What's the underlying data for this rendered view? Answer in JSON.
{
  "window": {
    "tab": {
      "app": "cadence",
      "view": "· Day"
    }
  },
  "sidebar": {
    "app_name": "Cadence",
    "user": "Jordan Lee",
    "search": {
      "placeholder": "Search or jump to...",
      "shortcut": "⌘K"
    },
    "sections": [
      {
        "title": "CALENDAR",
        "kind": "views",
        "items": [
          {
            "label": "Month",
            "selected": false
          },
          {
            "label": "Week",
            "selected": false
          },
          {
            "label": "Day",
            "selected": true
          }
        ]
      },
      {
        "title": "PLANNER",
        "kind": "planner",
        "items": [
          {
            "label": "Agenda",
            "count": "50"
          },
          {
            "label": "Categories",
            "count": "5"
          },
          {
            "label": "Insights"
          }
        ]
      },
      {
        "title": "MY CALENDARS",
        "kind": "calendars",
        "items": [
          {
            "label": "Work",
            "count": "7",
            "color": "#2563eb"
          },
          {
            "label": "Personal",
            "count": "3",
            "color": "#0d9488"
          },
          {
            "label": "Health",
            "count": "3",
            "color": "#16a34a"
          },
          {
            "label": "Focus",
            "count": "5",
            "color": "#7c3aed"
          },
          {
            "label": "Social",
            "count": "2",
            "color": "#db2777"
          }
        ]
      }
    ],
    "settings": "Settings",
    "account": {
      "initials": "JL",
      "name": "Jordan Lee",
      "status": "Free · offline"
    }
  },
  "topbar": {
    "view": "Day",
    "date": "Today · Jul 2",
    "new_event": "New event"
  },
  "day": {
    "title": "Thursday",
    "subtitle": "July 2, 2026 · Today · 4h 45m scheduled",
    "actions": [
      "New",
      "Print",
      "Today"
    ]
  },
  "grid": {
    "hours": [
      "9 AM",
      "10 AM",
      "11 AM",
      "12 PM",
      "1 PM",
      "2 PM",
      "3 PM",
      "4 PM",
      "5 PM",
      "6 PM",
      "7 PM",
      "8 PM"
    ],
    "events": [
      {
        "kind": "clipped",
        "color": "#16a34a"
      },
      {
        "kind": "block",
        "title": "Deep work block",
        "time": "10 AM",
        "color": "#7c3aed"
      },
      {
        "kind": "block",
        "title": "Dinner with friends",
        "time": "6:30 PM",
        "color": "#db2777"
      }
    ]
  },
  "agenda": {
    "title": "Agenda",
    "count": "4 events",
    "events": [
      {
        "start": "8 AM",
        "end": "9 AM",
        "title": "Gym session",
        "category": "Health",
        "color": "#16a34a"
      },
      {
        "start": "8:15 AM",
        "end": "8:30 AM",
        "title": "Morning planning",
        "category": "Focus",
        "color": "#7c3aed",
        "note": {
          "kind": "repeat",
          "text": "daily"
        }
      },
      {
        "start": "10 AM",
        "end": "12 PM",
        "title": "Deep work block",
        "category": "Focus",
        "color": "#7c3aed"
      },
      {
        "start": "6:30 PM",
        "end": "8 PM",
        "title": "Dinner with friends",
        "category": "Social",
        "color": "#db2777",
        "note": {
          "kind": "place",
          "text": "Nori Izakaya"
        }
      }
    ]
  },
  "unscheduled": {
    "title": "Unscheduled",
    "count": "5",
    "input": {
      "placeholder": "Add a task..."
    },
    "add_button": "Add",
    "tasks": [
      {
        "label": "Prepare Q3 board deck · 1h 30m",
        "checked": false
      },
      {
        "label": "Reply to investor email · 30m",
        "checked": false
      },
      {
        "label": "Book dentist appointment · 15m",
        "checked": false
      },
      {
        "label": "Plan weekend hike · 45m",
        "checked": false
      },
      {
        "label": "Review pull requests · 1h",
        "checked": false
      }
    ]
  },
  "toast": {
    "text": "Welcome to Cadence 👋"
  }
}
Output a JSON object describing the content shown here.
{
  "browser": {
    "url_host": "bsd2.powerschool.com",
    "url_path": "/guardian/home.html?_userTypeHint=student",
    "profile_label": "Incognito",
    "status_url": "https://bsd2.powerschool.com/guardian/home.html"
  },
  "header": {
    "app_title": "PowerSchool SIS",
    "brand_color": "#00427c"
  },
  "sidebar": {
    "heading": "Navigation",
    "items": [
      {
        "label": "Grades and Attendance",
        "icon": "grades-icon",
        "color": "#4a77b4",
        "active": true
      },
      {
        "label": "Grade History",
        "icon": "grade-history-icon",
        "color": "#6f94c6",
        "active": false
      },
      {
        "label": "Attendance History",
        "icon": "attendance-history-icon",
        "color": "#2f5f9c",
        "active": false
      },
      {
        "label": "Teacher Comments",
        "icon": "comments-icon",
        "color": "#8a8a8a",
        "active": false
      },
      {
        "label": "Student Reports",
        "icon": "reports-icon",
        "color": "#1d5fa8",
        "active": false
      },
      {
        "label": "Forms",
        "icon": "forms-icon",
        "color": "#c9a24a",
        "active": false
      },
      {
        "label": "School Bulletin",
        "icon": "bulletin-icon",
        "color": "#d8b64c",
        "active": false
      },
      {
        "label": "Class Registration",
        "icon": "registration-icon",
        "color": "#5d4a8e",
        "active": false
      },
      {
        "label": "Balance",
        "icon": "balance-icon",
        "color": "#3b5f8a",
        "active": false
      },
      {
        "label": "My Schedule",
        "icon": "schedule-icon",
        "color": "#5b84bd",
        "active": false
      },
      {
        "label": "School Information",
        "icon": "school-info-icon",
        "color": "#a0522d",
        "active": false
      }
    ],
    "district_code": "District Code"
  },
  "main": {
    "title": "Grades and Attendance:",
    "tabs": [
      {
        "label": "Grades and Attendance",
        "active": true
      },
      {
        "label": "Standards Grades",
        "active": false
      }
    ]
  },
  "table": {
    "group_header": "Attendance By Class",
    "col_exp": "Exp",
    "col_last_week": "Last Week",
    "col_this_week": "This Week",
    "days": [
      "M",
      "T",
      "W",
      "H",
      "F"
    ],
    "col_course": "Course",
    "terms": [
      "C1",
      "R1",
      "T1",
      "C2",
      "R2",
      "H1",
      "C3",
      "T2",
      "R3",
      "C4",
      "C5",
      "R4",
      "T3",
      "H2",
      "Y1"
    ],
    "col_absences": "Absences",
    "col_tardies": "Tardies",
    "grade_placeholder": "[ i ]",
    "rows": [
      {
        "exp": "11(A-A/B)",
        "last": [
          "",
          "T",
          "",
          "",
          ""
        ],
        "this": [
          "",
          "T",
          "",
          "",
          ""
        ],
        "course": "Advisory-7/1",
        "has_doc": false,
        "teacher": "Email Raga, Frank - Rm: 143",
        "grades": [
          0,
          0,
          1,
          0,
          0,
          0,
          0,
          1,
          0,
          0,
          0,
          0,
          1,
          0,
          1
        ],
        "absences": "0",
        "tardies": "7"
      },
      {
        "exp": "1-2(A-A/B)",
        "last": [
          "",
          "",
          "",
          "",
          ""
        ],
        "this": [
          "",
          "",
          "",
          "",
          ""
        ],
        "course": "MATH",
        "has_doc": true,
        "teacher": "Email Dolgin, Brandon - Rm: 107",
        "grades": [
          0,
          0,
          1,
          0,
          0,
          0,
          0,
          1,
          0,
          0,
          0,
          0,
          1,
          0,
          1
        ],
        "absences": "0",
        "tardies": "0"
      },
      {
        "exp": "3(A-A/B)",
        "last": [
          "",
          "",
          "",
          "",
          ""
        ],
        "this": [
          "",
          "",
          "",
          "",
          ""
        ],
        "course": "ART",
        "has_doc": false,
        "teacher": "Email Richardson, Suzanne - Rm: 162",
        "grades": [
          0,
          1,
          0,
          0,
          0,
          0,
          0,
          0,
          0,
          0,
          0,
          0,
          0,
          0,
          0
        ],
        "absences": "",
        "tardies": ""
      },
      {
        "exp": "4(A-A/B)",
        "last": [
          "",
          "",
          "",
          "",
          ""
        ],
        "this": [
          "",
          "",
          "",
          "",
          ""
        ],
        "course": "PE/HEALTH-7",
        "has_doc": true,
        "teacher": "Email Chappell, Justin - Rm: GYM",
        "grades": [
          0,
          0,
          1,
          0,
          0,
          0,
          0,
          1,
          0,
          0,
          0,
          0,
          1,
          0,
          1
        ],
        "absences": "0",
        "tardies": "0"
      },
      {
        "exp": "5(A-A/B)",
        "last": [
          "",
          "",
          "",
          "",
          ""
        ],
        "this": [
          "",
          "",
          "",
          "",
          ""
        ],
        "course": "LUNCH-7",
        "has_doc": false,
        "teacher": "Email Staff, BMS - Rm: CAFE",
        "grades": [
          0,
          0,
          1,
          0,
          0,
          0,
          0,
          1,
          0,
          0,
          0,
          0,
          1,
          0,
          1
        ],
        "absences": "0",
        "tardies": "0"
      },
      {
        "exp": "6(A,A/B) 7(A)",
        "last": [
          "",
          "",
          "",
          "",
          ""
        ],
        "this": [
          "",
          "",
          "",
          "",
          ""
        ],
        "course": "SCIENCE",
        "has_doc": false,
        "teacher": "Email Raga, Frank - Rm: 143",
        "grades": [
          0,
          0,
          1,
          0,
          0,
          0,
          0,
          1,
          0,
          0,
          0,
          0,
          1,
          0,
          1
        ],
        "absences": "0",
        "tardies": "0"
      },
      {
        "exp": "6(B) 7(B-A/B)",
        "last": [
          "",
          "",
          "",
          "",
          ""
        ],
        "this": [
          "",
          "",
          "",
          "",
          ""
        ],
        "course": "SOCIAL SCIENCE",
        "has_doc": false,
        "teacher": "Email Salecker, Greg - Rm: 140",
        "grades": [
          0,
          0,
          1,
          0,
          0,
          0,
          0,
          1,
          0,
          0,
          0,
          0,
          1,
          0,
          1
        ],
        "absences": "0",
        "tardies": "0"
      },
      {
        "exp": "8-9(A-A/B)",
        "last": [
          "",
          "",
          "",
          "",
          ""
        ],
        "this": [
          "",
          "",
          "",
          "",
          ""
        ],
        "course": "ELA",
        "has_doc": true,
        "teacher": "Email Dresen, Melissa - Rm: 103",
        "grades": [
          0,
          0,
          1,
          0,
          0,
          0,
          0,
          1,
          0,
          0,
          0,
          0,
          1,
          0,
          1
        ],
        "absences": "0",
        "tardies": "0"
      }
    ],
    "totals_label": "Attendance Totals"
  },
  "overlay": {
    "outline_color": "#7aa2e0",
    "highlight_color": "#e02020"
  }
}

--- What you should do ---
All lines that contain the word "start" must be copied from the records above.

--- Output for this exercise ---
        "start": "8 AM",
        "start": "8:15 AM",
        "start": "10 AM",
        "start": "6:30 PM",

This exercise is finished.